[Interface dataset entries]

/---

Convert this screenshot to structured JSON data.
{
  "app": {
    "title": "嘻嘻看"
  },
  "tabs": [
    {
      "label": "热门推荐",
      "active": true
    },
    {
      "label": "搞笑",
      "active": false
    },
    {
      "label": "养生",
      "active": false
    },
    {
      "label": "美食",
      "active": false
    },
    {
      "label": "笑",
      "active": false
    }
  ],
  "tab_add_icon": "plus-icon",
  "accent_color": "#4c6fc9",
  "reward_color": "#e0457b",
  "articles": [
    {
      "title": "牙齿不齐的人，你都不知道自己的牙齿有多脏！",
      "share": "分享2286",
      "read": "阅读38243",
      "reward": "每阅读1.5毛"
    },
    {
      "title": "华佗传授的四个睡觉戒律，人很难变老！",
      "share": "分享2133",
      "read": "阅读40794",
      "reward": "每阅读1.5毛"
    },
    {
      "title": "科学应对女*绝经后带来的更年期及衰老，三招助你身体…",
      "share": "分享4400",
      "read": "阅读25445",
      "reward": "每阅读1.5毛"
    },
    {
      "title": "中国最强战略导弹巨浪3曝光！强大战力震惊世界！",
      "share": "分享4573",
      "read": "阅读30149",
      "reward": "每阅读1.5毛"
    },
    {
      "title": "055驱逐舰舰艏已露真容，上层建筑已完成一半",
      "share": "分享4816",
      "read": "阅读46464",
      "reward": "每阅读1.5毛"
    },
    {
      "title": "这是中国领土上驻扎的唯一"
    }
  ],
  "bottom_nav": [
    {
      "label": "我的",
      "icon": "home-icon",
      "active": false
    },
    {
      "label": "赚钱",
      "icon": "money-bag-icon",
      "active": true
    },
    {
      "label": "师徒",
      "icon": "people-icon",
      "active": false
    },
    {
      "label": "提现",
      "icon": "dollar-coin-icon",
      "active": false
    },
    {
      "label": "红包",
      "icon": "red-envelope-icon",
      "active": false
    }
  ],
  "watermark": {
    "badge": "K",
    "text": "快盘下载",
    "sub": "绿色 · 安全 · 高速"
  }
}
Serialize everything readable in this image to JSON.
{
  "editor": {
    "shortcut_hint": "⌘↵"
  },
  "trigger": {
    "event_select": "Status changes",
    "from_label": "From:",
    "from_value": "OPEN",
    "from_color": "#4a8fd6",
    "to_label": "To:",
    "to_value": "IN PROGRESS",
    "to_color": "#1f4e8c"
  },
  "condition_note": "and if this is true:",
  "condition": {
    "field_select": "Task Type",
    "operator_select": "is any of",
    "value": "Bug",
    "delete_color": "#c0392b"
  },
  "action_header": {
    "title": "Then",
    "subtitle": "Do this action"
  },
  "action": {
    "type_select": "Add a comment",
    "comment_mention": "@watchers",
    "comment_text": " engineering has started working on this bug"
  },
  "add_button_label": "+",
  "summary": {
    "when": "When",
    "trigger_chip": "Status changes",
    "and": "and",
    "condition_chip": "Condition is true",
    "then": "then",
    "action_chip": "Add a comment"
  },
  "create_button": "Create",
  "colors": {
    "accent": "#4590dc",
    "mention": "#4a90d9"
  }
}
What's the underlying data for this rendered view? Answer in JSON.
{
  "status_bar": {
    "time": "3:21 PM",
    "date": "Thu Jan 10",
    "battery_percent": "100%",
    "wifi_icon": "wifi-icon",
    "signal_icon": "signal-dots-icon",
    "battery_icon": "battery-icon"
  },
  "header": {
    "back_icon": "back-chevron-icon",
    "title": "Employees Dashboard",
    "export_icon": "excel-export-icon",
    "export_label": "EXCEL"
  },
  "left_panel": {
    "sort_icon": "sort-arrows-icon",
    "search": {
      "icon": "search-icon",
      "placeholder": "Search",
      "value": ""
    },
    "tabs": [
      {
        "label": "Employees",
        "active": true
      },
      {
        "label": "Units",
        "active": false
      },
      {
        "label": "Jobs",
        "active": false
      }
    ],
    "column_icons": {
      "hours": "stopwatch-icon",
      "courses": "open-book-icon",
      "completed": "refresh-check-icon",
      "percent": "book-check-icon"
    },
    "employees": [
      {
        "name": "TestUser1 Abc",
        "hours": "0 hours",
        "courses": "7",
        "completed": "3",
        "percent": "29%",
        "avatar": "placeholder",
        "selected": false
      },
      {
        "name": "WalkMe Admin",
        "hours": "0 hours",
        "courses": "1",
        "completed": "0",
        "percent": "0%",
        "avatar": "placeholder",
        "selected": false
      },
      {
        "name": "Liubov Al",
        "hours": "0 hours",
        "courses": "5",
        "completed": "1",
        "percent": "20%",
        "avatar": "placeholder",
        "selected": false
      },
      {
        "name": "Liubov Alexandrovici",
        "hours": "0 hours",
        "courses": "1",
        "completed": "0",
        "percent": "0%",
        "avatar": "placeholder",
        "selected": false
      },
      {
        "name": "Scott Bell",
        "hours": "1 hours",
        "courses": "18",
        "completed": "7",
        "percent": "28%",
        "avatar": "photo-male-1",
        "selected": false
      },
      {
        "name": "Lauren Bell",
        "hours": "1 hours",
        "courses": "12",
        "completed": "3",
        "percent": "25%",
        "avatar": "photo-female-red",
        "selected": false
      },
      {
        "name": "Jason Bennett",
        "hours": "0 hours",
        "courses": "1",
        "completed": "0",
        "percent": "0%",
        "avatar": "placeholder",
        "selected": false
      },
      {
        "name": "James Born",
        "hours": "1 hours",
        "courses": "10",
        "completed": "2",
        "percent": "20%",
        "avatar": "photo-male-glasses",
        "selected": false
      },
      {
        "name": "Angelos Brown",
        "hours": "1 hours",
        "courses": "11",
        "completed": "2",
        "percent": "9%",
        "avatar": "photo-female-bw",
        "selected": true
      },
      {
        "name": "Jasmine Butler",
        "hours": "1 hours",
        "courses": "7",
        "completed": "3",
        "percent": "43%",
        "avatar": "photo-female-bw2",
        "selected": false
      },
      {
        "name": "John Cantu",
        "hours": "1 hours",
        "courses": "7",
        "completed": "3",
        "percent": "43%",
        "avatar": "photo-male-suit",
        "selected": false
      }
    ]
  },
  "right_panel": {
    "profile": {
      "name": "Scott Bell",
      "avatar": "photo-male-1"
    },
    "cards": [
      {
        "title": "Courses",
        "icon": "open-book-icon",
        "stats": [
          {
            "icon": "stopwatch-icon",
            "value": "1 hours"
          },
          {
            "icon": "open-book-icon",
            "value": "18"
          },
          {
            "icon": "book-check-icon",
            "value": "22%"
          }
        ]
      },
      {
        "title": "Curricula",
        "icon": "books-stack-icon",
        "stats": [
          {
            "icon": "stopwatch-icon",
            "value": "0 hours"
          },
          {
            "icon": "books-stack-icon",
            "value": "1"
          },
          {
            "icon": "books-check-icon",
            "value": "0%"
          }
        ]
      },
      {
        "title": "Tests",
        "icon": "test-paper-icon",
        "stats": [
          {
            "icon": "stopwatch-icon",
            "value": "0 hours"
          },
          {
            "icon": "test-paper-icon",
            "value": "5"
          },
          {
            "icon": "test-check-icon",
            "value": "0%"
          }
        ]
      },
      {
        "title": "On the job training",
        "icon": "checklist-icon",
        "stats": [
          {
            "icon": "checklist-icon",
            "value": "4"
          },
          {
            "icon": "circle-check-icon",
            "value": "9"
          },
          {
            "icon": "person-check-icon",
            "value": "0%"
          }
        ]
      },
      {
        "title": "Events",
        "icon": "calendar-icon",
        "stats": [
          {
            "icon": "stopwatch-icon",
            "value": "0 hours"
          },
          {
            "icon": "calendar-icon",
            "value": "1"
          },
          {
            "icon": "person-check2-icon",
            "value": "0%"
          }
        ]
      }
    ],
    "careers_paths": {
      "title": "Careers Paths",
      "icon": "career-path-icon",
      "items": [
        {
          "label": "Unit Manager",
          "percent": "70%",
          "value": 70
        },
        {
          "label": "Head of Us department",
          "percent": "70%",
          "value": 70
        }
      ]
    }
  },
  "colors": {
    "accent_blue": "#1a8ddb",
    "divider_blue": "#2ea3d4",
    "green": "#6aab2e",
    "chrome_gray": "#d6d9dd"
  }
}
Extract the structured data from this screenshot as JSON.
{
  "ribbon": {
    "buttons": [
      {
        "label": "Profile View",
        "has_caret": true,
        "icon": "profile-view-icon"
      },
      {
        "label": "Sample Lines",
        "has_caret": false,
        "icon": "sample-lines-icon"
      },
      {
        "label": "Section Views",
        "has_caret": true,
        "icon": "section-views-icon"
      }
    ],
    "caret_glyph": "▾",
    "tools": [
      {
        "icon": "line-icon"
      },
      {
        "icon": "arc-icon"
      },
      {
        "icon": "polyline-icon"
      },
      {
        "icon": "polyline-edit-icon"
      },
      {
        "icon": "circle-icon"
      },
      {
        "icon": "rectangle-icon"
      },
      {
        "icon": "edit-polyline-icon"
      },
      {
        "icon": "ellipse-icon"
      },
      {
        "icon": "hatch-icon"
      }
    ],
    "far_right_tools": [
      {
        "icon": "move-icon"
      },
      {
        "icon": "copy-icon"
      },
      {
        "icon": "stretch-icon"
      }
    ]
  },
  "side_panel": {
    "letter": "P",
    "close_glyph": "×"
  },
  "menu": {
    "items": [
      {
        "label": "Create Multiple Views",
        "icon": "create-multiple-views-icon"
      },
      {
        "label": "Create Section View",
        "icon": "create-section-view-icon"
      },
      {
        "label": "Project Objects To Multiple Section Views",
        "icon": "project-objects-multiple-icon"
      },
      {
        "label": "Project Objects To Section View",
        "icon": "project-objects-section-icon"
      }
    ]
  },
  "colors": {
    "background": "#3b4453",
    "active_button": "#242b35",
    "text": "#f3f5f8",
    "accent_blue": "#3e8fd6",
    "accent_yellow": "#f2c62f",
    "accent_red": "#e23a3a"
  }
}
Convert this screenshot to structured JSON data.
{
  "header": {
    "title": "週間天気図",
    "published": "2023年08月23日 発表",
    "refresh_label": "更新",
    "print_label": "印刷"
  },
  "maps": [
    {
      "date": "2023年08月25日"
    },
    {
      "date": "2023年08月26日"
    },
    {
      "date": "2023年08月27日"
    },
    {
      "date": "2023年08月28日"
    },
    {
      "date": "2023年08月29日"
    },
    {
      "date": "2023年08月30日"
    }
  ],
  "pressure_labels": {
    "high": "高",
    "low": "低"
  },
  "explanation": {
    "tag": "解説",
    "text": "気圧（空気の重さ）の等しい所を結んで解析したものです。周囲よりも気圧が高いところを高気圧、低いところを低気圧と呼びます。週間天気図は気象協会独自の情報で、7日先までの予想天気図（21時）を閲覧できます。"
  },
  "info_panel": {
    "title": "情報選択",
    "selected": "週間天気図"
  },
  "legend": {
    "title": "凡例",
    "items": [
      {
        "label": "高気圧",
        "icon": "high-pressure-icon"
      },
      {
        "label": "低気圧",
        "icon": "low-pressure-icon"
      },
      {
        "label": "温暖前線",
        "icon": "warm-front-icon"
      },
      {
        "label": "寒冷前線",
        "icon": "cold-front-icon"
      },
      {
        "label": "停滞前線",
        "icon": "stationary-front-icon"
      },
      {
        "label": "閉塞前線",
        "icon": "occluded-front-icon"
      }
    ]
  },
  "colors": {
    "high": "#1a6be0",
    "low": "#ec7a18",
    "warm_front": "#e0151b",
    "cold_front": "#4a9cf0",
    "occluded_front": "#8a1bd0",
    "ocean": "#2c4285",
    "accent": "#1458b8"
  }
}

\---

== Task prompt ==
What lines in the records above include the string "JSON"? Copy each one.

== Exercise output ==
Convert this screenshot to structured JSON data.
Serialize everything readable in this image to JSON.
What's the underlying data for this rendered view? Answer in JSON.
Extract the structured data from this screenshot as JSON.
Convert this screenshot to structured JSON data.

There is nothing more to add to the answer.